*THE PROBLEM*. Look through the entries below. Say how many lines include "that", with nothing added.

---- THE DATA

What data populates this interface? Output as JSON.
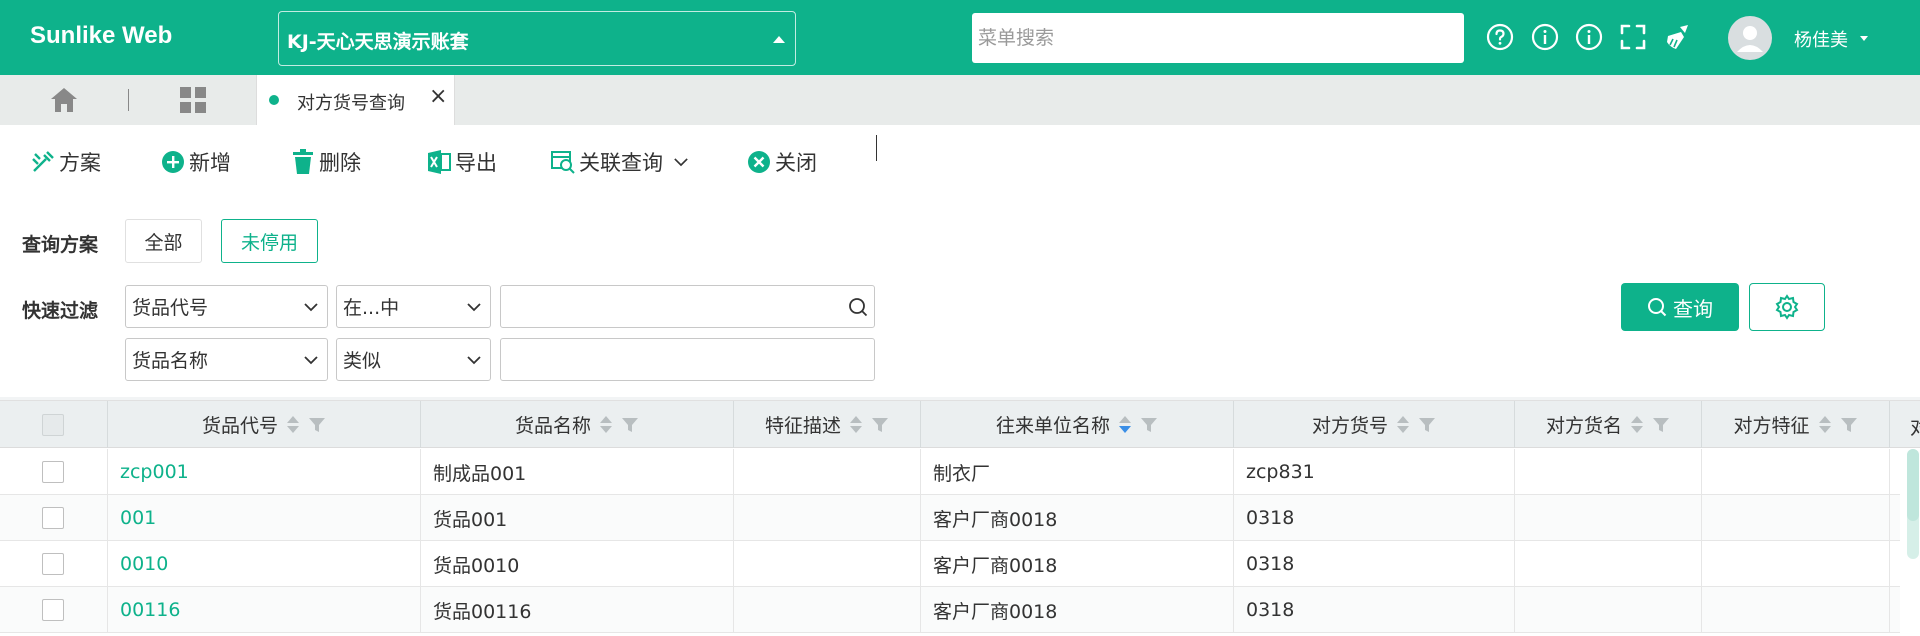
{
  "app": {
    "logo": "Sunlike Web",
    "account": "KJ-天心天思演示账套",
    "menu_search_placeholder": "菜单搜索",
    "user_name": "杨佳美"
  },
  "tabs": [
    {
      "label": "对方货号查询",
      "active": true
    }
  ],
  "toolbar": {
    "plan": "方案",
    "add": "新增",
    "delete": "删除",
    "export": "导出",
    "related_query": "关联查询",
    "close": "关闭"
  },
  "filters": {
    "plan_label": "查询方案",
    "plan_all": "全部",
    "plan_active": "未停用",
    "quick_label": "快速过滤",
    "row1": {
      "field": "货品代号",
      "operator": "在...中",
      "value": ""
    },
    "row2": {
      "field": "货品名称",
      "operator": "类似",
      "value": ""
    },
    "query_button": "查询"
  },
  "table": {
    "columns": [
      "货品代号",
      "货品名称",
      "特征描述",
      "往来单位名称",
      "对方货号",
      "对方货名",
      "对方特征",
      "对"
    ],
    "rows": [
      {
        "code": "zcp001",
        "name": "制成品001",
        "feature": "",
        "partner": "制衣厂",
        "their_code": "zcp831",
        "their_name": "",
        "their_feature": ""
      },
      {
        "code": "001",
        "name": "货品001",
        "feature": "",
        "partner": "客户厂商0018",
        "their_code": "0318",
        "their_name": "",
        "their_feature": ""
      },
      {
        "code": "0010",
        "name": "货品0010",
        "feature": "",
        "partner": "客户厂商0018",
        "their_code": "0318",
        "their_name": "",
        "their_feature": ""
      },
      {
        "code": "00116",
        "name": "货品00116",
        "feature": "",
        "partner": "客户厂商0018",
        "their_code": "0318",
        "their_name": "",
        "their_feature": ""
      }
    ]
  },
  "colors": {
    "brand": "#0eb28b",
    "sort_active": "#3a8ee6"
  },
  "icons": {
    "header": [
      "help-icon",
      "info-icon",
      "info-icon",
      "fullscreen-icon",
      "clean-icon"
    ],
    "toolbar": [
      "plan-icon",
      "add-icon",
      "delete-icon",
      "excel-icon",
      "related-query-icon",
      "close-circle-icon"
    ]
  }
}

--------
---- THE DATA

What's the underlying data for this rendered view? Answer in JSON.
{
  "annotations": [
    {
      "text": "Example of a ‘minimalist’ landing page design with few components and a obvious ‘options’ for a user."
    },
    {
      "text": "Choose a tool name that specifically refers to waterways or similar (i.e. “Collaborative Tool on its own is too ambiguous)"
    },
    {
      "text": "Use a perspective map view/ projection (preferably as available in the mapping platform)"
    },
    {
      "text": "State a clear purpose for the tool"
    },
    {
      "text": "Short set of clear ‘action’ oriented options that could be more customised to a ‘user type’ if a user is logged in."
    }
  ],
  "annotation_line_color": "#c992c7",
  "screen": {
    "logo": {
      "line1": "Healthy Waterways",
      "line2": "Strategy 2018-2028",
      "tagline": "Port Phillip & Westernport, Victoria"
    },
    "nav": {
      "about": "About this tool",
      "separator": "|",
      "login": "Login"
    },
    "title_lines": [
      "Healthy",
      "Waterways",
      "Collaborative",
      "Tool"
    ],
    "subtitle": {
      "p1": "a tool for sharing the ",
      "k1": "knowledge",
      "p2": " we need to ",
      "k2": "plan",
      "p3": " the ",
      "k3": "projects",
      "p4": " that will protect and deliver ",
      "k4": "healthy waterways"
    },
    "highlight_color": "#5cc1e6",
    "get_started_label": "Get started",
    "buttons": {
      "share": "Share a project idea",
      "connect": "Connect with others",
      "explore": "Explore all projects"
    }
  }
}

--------

*RESPONSE BELOW*. 3